Horse Feeding Myths & Misconceptions

Occasionally I will post an article from one of my friends in the equine nutrition field. One of the best of the best is Dr. Marty Adams.  I learn something every time I am with Marty.  Here is a great article he wrote about some of the common Myths & Misconceptions in feeding your horse.  Hope you learn something too 🙂

By: Dr. Marty Adams (PhD Equine Nutrition)

“Compared to most classes of livestock, there seems to be more myths and misconceptions when it comes to feeding horses. Many of these feeding myths appear to be long-held traditions that have been passed down from horse owner to horse owner. These myths or misconceptions are likely due to the fear of harming the horse, a lack of understanding of the feedstuff or the feeding practice, or thinking that the horse’s digestive system or nutrient requirements are similar to that of the human horseman. The old adage that “It’s always been done this way!” can be a powerful argument in keeping a tradition alive, in spite of scientific fact. We now have some scientific evidence that some of these “horse tales” are not true and may be harmful to the horse, so let’s review some of the most common horse feeding myths and misconceptions. Continue reading

Nutrition Tip



ENN_Nerd Nutrition Tip 12

Horses are called “trickle feeders” because they naturally eat slowly all day. If you feed grain, try to feed as many little meals you can and NEVER feed more than 5 lbs of grain at any one meal.  A big ol’ slow feeding hay net is a great way to create a trickle feeding system.

Book Review: Natural Feeding For Horses

Natural Feeding for Horses


As most of my regular followers know I am a HUGE proponent of a forage based diet. I’ve said it a million (well, maybe 1,000) times “It’s the way horses were designed to eat”.  So, it will come as no surprise that I am a fan of this new book. It’s the answer to many a horse owners prayers really. How do I feed my horse in a way that supports him physically, nutritionally and psychologically?

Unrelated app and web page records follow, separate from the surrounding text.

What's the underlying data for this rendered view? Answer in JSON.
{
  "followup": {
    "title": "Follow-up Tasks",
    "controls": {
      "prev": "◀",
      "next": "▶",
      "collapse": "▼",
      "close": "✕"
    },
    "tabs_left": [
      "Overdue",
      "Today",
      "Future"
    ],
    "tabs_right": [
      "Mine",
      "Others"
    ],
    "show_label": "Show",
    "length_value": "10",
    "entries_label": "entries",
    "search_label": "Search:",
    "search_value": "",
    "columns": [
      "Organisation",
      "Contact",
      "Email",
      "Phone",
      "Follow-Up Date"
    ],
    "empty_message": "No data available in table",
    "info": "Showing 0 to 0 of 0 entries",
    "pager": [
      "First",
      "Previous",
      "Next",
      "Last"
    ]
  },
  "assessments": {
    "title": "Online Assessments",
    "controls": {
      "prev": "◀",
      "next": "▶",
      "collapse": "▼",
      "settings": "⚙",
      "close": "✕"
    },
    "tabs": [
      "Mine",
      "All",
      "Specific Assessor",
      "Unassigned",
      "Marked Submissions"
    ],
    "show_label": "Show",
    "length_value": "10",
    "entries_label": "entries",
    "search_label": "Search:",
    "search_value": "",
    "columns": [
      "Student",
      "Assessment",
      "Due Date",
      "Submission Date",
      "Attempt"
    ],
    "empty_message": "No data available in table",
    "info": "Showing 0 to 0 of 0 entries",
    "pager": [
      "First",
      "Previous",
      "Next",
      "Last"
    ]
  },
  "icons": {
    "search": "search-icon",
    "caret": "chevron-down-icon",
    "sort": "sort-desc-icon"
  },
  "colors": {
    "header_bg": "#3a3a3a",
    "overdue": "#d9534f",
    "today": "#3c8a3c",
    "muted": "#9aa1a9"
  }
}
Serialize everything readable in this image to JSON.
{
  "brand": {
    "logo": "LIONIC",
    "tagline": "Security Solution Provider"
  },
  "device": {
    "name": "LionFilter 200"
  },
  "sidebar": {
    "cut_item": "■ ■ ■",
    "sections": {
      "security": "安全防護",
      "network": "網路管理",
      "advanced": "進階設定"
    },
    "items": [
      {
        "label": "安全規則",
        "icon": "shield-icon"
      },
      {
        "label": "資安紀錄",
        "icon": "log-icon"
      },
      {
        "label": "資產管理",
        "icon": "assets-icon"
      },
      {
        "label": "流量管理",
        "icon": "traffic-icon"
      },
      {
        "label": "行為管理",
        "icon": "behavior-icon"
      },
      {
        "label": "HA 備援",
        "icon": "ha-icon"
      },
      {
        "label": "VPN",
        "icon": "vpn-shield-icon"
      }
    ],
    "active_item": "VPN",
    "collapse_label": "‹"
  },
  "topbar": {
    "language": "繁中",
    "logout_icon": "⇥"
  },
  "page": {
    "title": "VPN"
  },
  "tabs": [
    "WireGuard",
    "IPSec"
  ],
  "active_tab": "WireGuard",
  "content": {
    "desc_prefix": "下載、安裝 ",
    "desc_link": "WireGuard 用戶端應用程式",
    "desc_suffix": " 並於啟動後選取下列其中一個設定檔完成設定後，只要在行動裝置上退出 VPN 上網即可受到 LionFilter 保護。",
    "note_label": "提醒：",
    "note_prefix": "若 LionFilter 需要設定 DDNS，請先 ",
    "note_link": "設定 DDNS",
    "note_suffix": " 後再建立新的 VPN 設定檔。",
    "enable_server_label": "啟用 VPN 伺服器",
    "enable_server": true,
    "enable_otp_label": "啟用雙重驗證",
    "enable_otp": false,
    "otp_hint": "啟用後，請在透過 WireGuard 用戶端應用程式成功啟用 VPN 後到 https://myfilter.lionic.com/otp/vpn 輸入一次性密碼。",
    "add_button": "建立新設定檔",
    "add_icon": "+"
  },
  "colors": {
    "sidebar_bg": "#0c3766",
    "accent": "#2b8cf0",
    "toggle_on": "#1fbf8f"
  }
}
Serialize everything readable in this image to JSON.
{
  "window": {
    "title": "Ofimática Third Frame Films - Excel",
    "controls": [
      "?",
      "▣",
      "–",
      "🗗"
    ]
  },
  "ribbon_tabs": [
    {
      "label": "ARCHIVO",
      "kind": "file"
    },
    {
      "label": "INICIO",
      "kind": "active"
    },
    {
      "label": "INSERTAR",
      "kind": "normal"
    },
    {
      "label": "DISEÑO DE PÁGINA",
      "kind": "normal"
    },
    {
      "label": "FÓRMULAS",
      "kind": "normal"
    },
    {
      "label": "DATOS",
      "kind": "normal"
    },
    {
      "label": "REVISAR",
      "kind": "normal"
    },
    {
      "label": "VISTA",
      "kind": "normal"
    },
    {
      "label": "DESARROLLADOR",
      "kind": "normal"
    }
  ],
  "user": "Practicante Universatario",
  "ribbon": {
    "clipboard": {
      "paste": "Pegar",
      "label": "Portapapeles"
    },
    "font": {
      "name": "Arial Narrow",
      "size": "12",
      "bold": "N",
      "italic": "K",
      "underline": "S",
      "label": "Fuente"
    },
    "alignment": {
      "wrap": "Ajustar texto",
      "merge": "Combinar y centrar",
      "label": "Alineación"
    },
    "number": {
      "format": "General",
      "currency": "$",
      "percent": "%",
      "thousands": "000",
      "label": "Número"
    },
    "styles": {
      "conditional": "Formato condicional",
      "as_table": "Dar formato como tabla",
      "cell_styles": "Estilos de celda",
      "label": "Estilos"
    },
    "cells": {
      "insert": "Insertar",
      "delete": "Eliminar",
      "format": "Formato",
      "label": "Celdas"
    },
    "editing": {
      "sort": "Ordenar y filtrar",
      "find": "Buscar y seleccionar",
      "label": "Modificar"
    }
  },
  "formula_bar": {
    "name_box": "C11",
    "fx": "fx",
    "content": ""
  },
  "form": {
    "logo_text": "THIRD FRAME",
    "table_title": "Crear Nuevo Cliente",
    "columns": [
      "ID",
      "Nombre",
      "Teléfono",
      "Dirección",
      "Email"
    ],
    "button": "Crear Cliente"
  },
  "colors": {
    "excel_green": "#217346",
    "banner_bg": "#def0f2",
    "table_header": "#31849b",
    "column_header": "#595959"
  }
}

Author, Alexandra Wesker MSc, approaches equine nutrition in a holistic way that includes all the important aspects; 1) what horses actually need in their diet according to health, activity and body condition, 2) what feed stuffs that diet should consist of based on #1, and 3) how it should be fed based on where they eat, who they share that space with, and the environment he lives in.

This chart from the book will give you an idea of how her approach differs from traditional feeding and housing.


All of her recommendations are supported by research and a detailed explanation of the “whys” for a natural feeding program are outlined.  As expected she included health reasons such as gut function and nutrient absorption, but what I was thrilled to see was behavioral/psychological reasons such as slow feeding, stress reduction and boredom reduction were included as well.

But she didn’t stop there! There are also the physical reasons beyond equine digestion. This rarely is addressed in nutrition books as we tend to focus on nutrition as it affects gut health and digestion (the digestive tract).  Including other body areas such as the effects of feeding on muscle, bones and  teeth function really is important, and they are in this book!

Don’t get worried that all this info will be too technical.  The book is made up of easy-to-use steps, guides and charts to help anyone figure out what is best for each horse (as an individual).

Alex starts with a terrific explanation of roughage and the different types.  This is an area I get at least one email a week so I understand how confusing it can be to the horse owner.

This is followed up by the factors that will affect the nutrient requirements of your horse.  Exercise is a pretty standard factor included in most nutrition books but instead of the familiar NRC choices (light, moderate, heavy and very heavy), this book uses the F.I.T.T. principle to determine a value. FITT stands for Frequency. Intensity. Time. and Type. Which will give you a more accurate reflection.

The book leads you through determining your horse’s Natural Feeding Level. Converting your horse’s current ration to a Natural Feeding Value. And finally to determining the particular Natural Feeding diet for each level and how to adjust your horse’s current ration.

There is also a great reference section as well as an extensive glossary to boot!

Feeding your horse “naturally” isn’t a new concept; offering a diet high in good quality roughage according to each horse’s particular needs is a well understood concept.  Obviously, based on the emails I receive, the “how to do it” part is what is missing. This book is your answer!

A bit more about the author:

Alex is an animal scientist specializing in horse health. Alex is based in England where she writes and consults on horse well being and nutrition. She gained both her BSc and MSc in Animal Science from Wageningen University in the Netherlands – one of the World’s foremost life-sciences universities. Her studies encompassed a wide range of areas from nutrition, physiology and genetics, to immunology and anatomy. This has enabled her to think and work more comprehensively in the work she does with horses. Alex has enjoyed riding from a young age and has a horse called Sensation.



To order a copy click here

Peace and good food,

The Equine Nutrition Nerd